As his battery moved successfully through Tennessee with Gen. William Rosecrans’ Union Army of the Cumberland in an effort to take Chattanooga, he began shelling Chattanooga from across the river on August 21, 1863. It was a day when Confederate soldiers and Chattanooga civilians were enjoying prayer and fasting.
Because of Chattanooga’s importance as a rail center and as a manufacturing center of iron and coke that could be shipped on the Tennessee River, the city was considered valuable in the war.
The bombardment and other tactics eventually forced Confederate Gen. Braxton Bragg’s men from Chattanooga.
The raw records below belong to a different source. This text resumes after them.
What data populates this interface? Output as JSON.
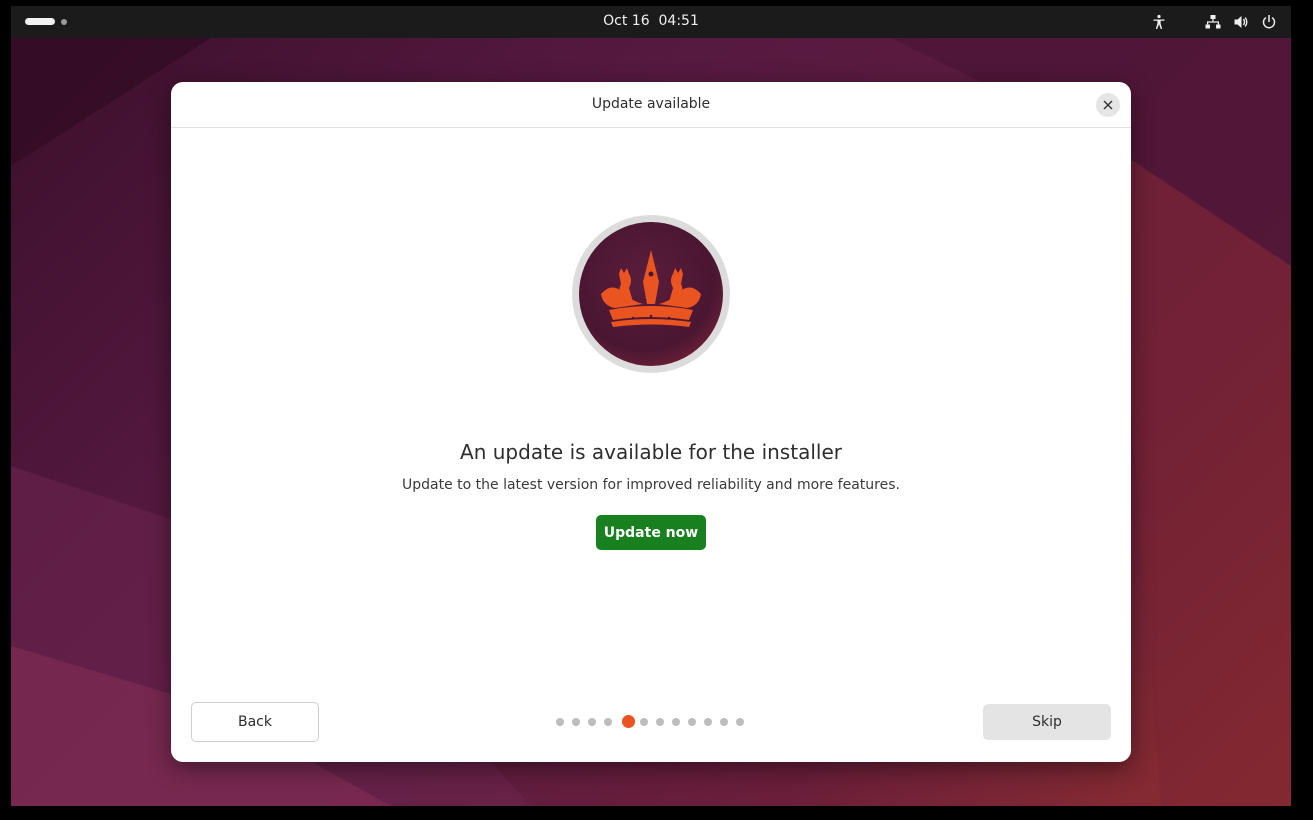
{
  "topbar": {
    "clock": "Oct 16  04:51",
    "tray_icons": [
      "accessibility-icon",
      "network-icon",
      "volume-icon",
      "power-icon"
    ]
  },
  "dialog": {
    "title": "Update available",
    "headline": "An update is available for the installer",
    "subtext": "Update to the latest version for improved reliability and more features.",
    "update_label": "Update now",
    "back_label": "Back",
    "skip_label": "Skip",
    "pager": {
      "total": 12,
      "current": 5
    }
  },
  "colors": {
    "accent": "#e95420",
    "primary_button": "#18801f",
    "emblem_bg": "#5a1d3c"
  }
}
However, Gen. Bragg, whose Army of Tennessee had fled into North Georgia, was determined to retake Chattanooga. So he decided to attack Gen. Rosecrans’ Army that had followed him into North Georgia.
After some skirmishes, a major two-day battle took place at what became known as Chickamauga on Sept. 19-20, 1863. Col. Lilly’s battery helped slow the breakthrough by the Rebels.
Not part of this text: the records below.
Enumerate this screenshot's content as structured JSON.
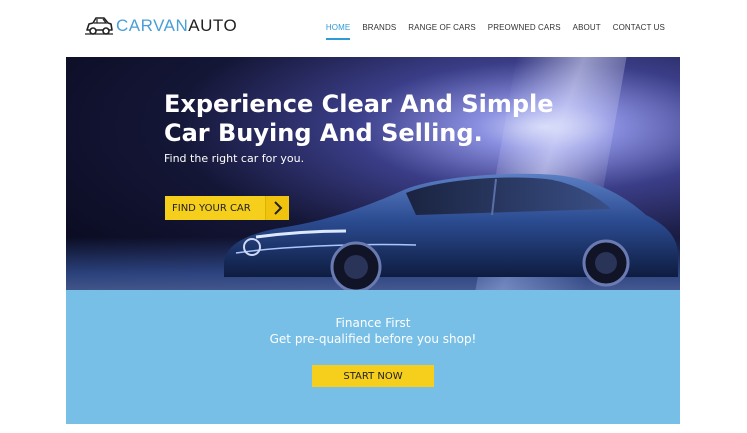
{
  "header": {
    "logo": {
      "part1": "CARVAN",
      "part2": "AUTO",
      "icon": "car-icon"
    },
    "nav": [
      {
        "label": "HOME",
        "active": true
      },
      {
        "label": "BRANDS",
        "active": false
      },
      {
        "label": "RANGE OF CARS",
        "active": false
      },
      {
        "label": "PREOWNED CARS",
        "active": false
      },
      {
        "label": "ABOUT",
        "active": false
      },
      {
        "label": "CONTACT US",
        "active": false
      }
    ]
  },
  "hero": {
    "title_line1": "Experience Clear And Simple",
    "title_line2": "Car Buying And Selling.",
    "subtitle": "Find the right car for you.",
    "cta_label": "FIND YOUR CAR",
    "cta_icon": "chevron-right-icon"
  },
  "finance": {
    "title": "Finance First",
    "subtitle": "Get pre-qualified before you shop!",
    "cta_label": "START NOW"
  },
  "colors": {
    "accent_blue": "#2e9ad6",
    "logo_blue": "#4a9fd6",
    "button_yellow": "#f6cf1c",
    "finance_band": "#77bfe6"
  }
}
But the Union forces were still forced to retreat back to Chattanooga in this battle won by the Confederates, who were later criticized for not continuing to go after a defeated Union Army in Chattanooga.
A report of the Indiana 18th Light Battery says of the Battle of Chickamauga in a matter-of-fact manner, “Its execution being terrible and more than flesh and blood could withstand.”
Col. Lilly, in his report of what happened after his men fled Chickamauga, wrote, “We now moved to our former position and finally to Chattanooga Valley, five miles from Chattanooga, from which place on the 21st we re-crossed the river and took position at Friar’s Island covering the ford (shallow area where troops could cross).”
Friar’s Island must have been in the Tennessee River near what is now Chickamauga Dam.
His battery was apparently sent elsewhere, but he returned to Chattanooga in time for the Battle of Missionary Ridge on Nov. 25, 1863, when the Union forces easily drove the fleeing Confederates from the ridge and took complete control of Chattanooga again.
Col. Lilly continued to serve for the remainder of the war, including in the skirmishes in the Knoxville area a short time later. However, he eventually became a prisoner of war after being captured by Gen. Nathan Bedford Forrest.
After the war, misfortune continued when he unsuccessfully tried to run a plantation and his wife died from a malaria outbreak. After going back to work as a pharmacy employee, he decided to start his own pharmaceutical manufacturing firm in 1876, no doubt having been motivated to aid healthcare through both the malaria outbreak and even the prisoner of war camp.
Using the same tenacity and thought he showed while leading his light artillery battery, he helped pioneer such developments as gelatin capsules to hold medicine and fruit-flavored liquid medicines. He was also an advocate of federal regulation of the pharmaceutical industry.
While his military service had been to try to take lives due to the harsh reality that is war, his work with his company was to save lives.
His business became quite successful and he became a philanthropist.
His grandson by the same name continued to grow the Indianapolis-based company through much of the 20th century.
By the mid-1890s, Col. Lilly was enjoying looking back on his Civil War days. Some further research would probably be required to see if he ever talked in a more anecdotal manner about his time in Chattanooga and Chickamauga specifically or to learn if he ever came to town for the various reunions that started around the late 1880s.
It is known that he liked to use an old map book to tell war stories, and that he was a leader of a Civil War veterans group in the 1890s in Indianapolis, where a museum inside the famous Soldiers and Sailors Monument bears his name.
This man who had plenty of highs and lows in his life would unfortunately have one more misfortune, as he died at age 59 in 1898 from stomach cancer.
Fortunately for readers of American history, however, stories of his accomplishments both on the battlefield and in a research lab continue to live on.